(Stored dataset items)
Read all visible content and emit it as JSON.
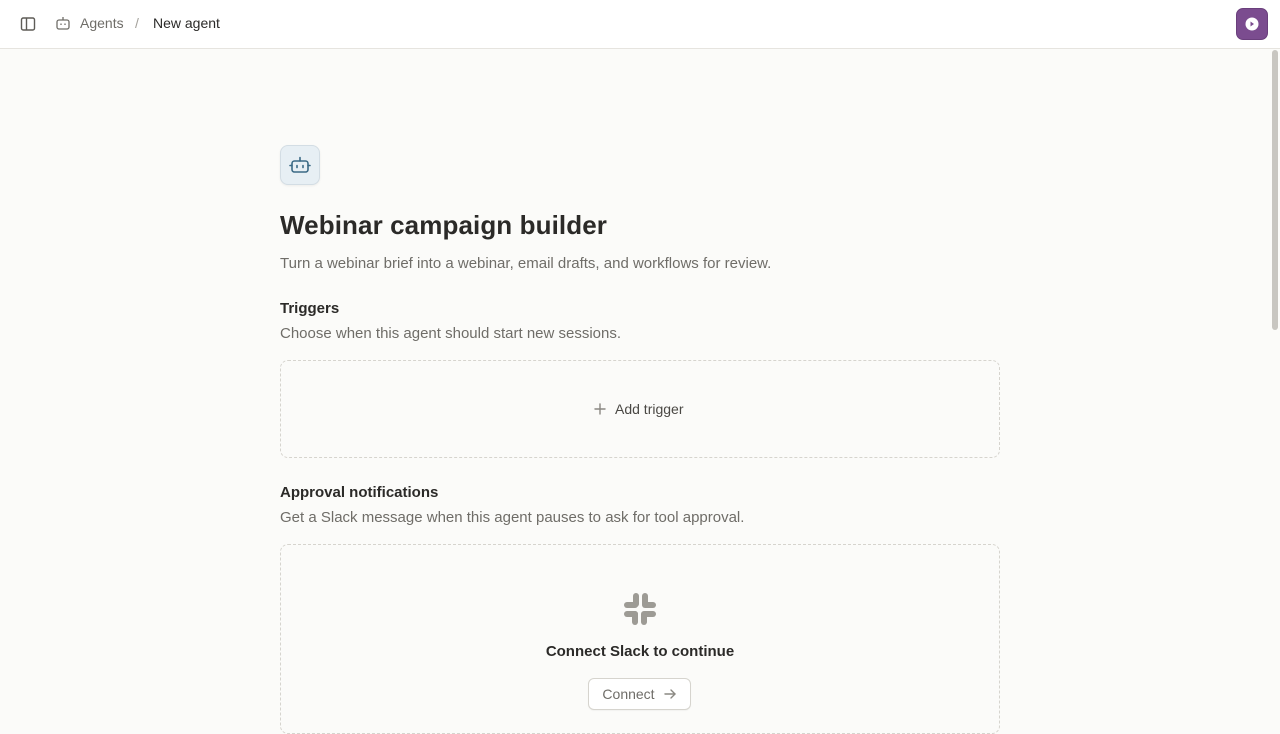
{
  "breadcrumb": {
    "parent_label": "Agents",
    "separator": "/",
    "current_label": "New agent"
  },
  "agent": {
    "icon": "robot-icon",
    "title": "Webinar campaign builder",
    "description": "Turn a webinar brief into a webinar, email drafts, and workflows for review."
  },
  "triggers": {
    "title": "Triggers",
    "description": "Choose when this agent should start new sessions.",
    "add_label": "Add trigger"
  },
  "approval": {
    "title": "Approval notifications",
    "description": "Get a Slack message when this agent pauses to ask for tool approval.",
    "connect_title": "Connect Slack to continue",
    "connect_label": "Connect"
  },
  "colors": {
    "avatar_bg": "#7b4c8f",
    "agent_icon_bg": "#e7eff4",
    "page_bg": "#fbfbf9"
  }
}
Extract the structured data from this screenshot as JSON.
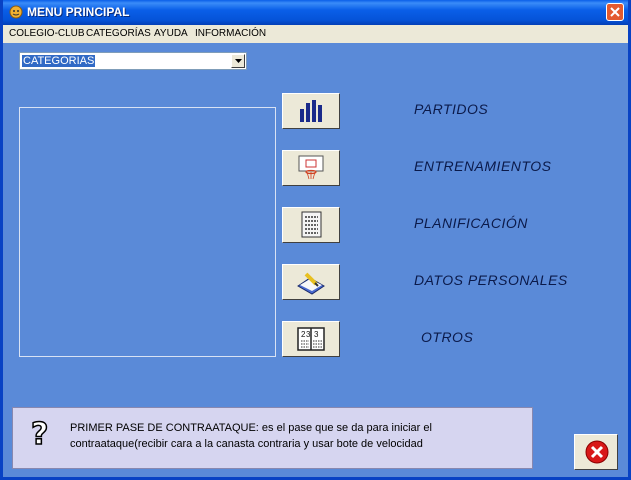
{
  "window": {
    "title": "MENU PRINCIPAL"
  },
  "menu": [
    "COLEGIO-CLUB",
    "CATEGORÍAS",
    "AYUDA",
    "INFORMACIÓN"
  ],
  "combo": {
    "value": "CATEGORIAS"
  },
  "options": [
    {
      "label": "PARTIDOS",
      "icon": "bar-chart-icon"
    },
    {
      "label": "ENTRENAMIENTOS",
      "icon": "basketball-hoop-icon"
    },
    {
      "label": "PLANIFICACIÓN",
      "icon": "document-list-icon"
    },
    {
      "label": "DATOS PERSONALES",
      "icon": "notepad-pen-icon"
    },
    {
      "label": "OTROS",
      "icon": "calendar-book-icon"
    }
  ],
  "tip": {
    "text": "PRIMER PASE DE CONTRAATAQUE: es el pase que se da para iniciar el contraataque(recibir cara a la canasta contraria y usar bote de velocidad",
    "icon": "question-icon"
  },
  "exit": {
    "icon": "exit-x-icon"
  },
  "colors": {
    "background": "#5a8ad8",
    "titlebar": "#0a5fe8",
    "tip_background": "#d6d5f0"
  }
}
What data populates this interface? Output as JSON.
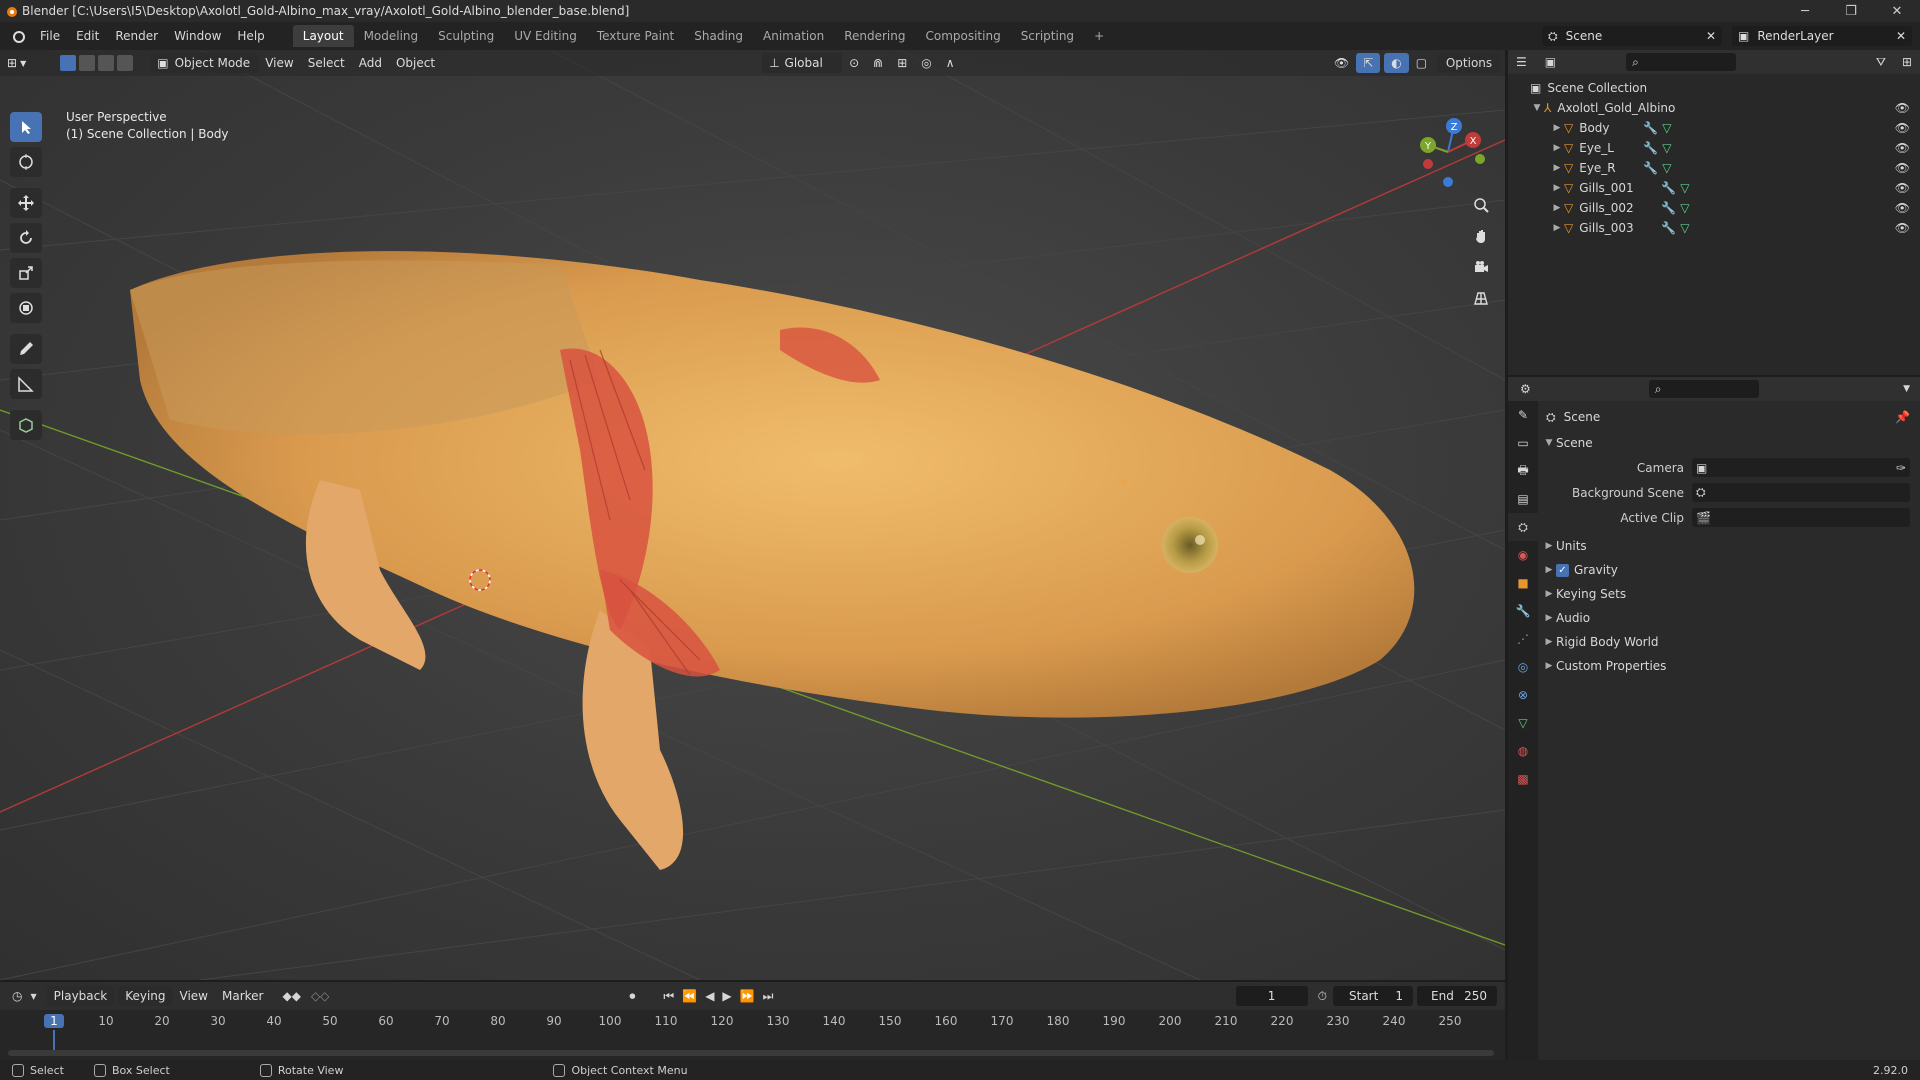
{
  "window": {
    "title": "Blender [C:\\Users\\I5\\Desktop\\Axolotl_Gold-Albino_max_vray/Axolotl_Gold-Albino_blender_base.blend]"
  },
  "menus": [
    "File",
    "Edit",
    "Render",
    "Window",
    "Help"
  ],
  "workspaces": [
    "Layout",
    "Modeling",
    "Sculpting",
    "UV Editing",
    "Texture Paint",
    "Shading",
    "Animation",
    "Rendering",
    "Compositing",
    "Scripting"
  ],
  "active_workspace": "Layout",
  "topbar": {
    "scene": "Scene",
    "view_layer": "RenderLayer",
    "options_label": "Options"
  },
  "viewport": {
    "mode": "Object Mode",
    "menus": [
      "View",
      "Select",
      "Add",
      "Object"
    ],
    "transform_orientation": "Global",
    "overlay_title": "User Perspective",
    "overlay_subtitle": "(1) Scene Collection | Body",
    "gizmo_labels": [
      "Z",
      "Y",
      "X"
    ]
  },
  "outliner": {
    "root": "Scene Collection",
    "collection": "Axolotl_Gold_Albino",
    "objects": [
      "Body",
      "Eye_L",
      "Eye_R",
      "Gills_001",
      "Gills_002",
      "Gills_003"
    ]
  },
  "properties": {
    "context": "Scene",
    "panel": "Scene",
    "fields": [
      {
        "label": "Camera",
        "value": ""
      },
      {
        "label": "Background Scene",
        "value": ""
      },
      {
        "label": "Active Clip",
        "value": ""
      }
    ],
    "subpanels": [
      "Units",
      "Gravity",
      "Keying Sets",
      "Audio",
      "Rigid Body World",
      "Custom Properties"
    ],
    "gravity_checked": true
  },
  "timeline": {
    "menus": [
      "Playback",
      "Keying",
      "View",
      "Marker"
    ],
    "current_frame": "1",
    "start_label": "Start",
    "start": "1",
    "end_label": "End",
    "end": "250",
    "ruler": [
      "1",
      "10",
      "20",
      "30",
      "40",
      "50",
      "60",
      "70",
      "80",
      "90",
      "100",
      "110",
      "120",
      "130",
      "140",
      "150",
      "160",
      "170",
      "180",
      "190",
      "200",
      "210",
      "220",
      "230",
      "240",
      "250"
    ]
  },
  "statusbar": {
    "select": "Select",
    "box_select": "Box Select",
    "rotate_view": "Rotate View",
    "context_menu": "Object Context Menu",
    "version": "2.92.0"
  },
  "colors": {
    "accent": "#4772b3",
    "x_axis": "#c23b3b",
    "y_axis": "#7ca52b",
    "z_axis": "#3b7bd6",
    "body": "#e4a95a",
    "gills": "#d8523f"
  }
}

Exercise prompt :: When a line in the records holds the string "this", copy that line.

The completed task ::
    "description": "Choose when this agent should start new sessions.",
    "description": "Get a Slack message when this agent pauses to ask for tool approval.",
Extract the structured data from this screenshot as JSON.
What data populates this interface? Output as JSON.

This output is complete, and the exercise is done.